Industry analysts said the two companies' drug portfolios had a good fit and were unlikely to pose an anti-trust issue.
"Both companies were starting to move backwards from a competitive standpoint and needed to do something to address that issue," according to David Molowa, an analyst with Bear Sterns.
Industry insiders said that a merger between Astra and Zeneca would cast a shadow over the future of the UK company's agrichemicals business. Zeneca has recently put up for sale its specialty chemicals operations to concentrate on pharmaceuticals and agrichemicals.
Zeneca and Astra have been under mounting pressure to link up with a rival to compete with industry giants such as Glaxo Wellcome and SmithKline Beecham of the UK, Pfizer and Merck of the US and the recently-formed Hoechst-Rhone Phoulenc Franco-German group.
The Swedish company's need for a merger was compounded by the threat of a sharp fall in earnings from 2001 when the patents for Losec begin expiring. The Astra chief executive Haakan Morgen cleared the decks for a possible merger in June, when it scrapped a joint venture with Merck to sell Losec in the US.
Yesterday's announcement put an end to years of speculation over the future of Zeneca. The British group has long been seen as a prime takeover target despite protestations by Sir David Barnes, the chief executive, that Zeneca had the drugs and the finances to remain independent. It would come as a blow for companies such as Glaxo Wellcome and SmithKline, considered to be two likely suitors, following the collapse of their merger talks.
It is not the first time that Zeneca and Astra have talked about a tie- up. Mr Morgen and Sir David are believed to have held informal talks in March, which were terminated by the UK executive.

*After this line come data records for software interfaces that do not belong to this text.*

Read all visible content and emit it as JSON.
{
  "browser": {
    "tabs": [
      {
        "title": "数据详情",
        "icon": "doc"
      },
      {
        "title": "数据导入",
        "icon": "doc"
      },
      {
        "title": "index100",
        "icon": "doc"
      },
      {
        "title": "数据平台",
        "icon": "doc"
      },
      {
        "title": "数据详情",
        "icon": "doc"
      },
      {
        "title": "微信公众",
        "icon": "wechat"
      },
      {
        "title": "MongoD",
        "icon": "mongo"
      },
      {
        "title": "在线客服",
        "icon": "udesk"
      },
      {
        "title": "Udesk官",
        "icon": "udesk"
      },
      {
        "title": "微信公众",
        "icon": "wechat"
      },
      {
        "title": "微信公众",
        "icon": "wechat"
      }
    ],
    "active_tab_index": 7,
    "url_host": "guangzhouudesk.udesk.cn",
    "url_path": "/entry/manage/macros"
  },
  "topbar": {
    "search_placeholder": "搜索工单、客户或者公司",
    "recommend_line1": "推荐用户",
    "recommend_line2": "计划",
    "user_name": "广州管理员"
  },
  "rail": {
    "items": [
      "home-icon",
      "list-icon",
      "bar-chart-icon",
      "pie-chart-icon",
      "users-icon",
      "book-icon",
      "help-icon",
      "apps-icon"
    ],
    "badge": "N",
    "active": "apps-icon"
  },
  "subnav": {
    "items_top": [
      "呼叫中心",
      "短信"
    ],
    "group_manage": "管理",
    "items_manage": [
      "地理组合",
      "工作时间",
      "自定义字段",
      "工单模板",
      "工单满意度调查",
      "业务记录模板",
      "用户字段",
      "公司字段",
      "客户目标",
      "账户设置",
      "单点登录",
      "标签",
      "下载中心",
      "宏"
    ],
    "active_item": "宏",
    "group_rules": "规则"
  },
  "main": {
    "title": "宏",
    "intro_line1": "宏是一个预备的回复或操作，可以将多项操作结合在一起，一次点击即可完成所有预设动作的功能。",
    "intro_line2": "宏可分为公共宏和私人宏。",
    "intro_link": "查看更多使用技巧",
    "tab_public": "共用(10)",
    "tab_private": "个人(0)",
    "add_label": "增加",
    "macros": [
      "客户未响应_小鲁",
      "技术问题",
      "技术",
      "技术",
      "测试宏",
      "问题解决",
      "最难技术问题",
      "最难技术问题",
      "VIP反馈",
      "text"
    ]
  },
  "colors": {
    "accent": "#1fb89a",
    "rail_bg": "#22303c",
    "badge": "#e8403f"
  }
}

Sir David is unlikely to retain an executive position in the combined group as he had already planned to become chairman in May next year. He was to be replaced by Tom McKillop, the head of the company's pharmaceuticals division, who is now the leading candidate to head the merged group.Reuse content